The Last Ones Left Standing

Apparently, the good times are here again for stock brokers. Thanks to a good 2003, stock prices and trading volume are both up sharply. Even the “little” guy is getting back into the market, so they say.

Times must be good. Morgan Stanley, Bear Stearns, Lehman and other brokerages reported better-than-expected first quarter profits. Things are really good at Morgan. It made a whopping $1.2-billion profit in the first quarter alone. Is it any wonder that it just sweetened its investor group-led bid for Canary Wharf?

What I find interesting is, despite a stronger market and higher trading volumes, the big brokerage houses have not been hiring staff like they usually do. Here are some numbers to ponder:

In the beginning of 1997, when the stock market was just getting rolling, New York’s securities industry employment was sitting at about 175,000 people.

By 2000, near the stock market peak, almost 220,000 positions made up the New York’s securities industry… that’s 45,000 newly created jobs thanks to a rising the stock market.

But today, only about 175,000 New York securities industry jobs are filled. The brokerage houses are at the same employment level today that they were at back in 1997, but the stock market is much higher today than in 1997!

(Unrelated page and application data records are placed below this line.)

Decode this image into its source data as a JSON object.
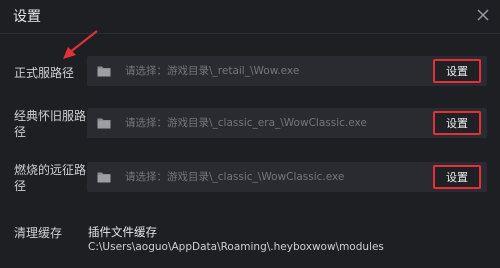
{
  "dialog": {
    "title": "设置",
    "close_icon": "close-icon"
  },
  "paths": [
    {
      "label": "正式服路径",
      "placeholder": "请选择：游戏目录\\_retail_\\Wow.exe",
      "button": "设置"
    },
    {
      "label": "经典怀旧服路径",
      "placeholder": "请选择：游戏目录\\_classic_era_\\WowClassic.exe",
      "button": "设置"
    },
    {
      "label": "燃烧的远征路径",
      "placeholder": "请选择：游戏目录\\_classic_\\WowClassic.exe",
      "button": "设置"
    }
  ],
  "cache": {
    "label": "清理缓存",
    "title": "插件文件缓存",
    "path": "C:\\Users\\aoguo\\AppData\\Roaming\\.heyboxwow\\modules"
  },
  "colors": {
    "background": "#1e1f23",
    "field": "#2a2b30",
    "highlight": "#e0303a"
  }
}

Isn’t it interesting that, despite the rising market, higher trading volume, rising revenue, fat profits, and “the good times are here again” mentality, the big brokerage houses are not hiring again? Could they just want to see how the market fares before hiring? Or maybe they don’t believe in the rally themselves…

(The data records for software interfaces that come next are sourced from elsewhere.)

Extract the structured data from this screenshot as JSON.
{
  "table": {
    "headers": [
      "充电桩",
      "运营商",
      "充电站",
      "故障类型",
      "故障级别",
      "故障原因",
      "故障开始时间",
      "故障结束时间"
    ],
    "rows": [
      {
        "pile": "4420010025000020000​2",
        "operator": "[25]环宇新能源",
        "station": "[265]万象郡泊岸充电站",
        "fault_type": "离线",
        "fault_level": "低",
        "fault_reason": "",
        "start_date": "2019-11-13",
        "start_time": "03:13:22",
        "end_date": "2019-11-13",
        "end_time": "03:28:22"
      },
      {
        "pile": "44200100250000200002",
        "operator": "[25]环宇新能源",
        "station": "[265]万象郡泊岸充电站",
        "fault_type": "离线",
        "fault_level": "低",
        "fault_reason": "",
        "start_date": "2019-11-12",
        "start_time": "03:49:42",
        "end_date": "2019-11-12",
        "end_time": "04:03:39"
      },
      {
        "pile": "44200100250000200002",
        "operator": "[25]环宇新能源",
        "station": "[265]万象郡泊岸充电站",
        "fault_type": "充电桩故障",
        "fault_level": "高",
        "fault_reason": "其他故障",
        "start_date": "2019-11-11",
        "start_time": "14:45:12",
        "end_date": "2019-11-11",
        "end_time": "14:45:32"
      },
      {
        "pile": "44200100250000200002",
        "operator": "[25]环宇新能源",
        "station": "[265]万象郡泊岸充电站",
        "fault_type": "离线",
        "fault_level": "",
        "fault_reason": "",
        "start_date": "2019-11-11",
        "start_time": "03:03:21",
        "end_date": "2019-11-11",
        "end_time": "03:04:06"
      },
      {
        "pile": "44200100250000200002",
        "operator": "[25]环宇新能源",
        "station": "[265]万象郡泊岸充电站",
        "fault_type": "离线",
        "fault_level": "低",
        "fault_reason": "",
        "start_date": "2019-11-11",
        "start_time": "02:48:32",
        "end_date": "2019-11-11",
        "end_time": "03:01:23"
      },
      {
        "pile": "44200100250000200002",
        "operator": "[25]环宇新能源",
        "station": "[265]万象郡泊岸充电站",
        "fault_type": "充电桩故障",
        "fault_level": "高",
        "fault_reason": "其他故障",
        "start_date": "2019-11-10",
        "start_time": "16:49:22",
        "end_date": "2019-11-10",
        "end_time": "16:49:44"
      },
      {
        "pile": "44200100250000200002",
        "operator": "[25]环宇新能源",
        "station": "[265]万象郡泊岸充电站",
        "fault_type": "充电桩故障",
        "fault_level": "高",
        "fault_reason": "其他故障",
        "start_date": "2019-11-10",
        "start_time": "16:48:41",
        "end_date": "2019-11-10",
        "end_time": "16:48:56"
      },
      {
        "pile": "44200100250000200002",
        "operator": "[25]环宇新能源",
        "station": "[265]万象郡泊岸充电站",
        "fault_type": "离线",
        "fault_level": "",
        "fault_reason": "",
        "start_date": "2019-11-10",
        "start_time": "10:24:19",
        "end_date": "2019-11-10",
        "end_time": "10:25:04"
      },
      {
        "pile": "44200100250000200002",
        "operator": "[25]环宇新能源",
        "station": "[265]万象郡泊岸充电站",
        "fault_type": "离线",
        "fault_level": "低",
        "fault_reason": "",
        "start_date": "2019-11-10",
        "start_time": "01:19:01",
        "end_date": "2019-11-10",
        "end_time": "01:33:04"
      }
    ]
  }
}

Maybe the big brokerage houses want to ensure that, if a big bad bear does develop, they are the last ones left standing. Makes sense to me. I guess that’s how they withstood all those bear markets over the past 100 years and why they are still in business today.

Now, where are their customers’ yachts?